[Source records]
▬▬▬
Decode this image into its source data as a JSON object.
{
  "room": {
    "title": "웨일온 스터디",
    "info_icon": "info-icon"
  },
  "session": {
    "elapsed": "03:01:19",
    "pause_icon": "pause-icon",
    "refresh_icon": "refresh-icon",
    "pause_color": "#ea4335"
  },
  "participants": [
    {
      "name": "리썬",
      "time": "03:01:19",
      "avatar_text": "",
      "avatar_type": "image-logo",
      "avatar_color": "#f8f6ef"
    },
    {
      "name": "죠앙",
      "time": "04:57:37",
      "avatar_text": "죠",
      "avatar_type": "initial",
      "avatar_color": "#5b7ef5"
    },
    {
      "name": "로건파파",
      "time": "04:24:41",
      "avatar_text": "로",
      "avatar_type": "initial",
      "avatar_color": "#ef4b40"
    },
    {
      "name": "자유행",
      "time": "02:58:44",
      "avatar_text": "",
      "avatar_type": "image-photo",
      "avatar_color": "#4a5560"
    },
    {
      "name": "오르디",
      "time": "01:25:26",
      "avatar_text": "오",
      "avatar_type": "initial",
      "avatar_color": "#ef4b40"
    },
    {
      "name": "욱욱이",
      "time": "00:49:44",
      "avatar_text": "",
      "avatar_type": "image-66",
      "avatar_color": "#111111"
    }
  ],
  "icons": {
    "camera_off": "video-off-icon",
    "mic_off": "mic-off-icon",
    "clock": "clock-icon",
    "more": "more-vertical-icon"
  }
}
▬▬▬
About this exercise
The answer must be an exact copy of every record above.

Task result
Decode this image into its source data as a JSON object.
{
  "room": {
    "title": "웨일온 스터디",
    "info_icon": "info-icon"
  },
  "session": {
    "elapsed": "03:01:19",
    "pause_icon": "pause-icon",
    "refresh_icon": "refresh-icon",
    "pause_color": "#ea4335"
  },
  "participants": [
    {
      "name": "리썬",
      "time": "03:01:19",
      "avatar_text": "",
      "avatar_type": "image-logo",
      "avatar_color": "#f8f6ef"
    },
    {
      "name": "죠앙",
      "time": "04:57:37",
      "avatar_text": "죠",
      "avatar_type": "initial",
      "avatar_color": "#5b7ef5"
    },
    {
      "name": "로건파파",
      "time": "04:24:41",
      "avatar_text": "로",
      "avatar_type": "initial",
      "avatar_color": "#ef4b40"
    },
    {
      "name": "자유행",
      "time": "02:58:44",
      "avatar_text": "",
      "avatar_type": "image-photo",
      "avatar_color": "#4a5560"
    },
    {
      "name": "오르디",
      "time": "01:25:26",
      "avatar_text": "오",
      "avatar_type": "initial",
      "avatar_color": "#ef4b40"
    },
    {
      "name": "욱욱이",
      "time": "00:49:44",
      "avatar_text": "",
      "avatar_type": "image-66",
      "avatar_color": "#111111"
    }
  ],
  "icons": {
    "camera_off": "video-off-icon",
    "mic_off": "mic-off-icon",
    "clock": "clock-icon",
    "more": "more-vertical-icon"
  }
}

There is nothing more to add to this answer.